◆ YOUR ASSIGNMENT:
Work through the data below and copy out every line where "JSON" is found.

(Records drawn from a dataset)
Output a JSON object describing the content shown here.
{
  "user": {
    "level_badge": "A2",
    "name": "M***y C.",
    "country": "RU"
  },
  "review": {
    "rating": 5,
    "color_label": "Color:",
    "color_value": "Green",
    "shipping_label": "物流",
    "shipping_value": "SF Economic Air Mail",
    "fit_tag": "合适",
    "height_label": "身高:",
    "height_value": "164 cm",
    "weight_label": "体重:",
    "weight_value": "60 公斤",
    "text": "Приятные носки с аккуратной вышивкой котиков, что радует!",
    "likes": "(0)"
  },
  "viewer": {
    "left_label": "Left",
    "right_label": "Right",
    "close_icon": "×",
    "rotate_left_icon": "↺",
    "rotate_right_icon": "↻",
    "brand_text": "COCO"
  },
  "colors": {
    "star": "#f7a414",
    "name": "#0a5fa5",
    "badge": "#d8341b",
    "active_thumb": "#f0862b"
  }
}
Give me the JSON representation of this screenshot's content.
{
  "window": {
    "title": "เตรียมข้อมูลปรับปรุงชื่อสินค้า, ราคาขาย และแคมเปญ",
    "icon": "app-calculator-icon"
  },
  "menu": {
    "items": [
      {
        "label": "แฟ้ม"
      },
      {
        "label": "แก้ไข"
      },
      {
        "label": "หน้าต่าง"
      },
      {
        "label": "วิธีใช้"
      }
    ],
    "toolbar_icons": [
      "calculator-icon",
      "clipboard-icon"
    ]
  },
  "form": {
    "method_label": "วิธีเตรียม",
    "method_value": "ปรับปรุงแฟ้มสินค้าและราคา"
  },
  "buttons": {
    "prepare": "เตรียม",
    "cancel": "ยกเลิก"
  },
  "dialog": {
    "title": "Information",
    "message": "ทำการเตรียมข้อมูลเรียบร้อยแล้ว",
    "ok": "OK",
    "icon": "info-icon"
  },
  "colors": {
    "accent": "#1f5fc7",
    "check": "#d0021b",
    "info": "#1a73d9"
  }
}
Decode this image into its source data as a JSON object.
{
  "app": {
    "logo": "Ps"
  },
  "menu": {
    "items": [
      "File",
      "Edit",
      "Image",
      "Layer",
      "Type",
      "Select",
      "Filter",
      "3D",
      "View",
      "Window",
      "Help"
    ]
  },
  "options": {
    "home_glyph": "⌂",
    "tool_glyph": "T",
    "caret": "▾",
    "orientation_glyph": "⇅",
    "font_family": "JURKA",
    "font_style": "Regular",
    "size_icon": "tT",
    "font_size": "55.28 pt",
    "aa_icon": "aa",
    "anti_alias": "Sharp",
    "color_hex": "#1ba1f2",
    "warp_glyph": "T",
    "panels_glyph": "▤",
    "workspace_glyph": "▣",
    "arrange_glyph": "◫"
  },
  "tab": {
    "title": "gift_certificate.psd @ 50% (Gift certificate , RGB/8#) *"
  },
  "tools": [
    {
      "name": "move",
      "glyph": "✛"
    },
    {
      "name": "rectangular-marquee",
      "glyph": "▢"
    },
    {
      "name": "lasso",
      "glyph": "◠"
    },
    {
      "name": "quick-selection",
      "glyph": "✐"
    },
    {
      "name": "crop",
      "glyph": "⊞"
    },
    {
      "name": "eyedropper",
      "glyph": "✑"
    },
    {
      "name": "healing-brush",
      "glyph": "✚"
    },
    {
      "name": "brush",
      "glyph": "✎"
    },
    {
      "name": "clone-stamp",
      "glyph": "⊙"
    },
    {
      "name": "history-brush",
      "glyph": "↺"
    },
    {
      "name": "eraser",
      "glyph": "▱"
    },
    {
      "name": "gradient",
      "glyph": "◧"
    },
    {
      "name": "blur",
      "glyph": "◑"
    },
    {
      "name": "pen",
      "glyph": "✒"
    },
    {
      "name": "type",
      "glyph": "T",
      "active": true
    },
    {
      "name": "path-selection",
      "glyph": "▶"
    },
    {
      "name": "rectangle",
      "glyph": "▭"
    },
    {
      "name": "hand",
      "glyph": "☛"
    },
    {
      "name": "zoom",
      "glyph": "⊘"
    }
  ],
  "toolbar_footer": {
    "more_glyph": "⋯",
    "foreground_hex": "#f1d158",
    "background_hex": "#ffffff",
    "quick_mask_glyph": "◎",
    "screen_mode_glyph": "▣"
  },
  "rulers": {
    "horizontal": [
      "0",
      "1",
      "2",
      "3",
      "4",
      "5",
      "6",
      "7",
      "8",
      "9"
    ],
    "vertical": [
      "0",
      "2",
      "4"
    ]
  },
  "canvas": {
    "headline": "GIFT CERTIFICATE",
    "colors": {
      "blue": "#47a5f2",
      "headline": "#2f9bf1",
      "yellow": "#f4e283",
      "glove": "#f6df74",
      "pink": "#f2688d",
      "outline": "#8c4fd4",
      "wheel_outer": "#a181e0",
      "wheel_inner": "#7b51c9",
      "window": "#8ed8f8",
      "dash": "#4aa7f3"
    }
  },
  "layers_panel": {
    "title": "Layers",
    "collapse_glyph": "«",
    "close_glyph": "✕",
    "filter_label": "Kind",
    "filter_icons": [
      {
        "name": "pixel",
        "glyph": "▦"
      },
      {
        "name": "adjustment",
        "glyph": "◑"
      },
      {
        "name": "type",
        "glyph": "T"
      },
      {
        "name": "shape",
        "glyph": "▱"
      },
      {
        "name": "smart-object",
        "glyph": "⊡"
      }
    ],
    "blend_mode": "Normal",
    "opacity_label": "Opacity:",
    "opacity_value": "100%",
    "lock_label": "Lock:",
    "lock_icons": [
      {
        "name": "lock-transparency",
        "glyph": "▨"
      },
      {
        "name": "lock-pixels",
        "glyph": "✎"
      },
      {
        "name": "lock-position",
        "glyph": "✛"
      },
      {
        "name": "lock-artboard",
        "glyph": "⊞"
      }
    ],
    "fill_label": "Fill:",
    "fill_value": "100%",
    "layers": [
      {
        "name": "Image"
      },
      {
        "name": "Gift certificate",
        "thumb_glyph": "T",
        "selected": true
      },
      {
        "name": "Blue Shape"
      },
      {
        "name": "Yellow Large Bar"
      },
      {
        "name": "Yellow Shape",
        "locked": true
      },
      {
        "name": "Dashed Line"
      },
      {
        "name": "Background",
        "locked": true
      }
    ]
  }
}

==

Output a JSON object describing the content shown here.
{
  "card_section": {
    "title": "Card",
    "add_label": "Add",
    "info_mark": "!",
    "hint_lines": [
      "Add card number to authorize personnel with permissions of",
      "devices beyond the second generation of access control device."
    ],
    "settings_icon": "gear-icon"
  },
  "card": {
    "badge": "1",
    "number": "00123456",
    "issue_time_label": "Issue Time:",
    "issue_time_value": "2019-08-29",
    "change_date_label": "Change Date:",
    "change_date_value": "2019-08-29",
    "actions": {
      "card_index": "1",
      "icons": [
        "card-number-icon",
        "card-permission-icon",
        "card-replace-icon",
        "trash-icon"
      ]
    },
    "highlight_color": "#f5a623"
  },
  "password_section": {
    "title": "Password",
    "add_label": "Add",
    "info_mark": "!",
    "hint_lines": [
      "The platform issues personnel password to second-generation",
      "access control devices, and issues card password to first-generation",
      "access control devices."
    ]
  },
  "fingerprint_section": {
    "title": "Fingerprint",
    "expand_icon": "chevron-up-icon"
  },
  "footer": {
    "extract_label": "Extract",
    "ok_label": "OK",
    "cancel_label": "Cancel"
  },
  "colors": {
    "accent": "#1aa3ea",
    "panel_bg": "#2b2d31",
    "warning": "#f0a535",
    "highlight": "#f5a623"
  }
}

◆ ANSWER TO THIS TASK:
Output a JSON object describing the content shown here.
Give me the JSON representation of this screenshot's content.
Decode this image into its source data as a JSON object.
Output a JSON object describing the content shown here.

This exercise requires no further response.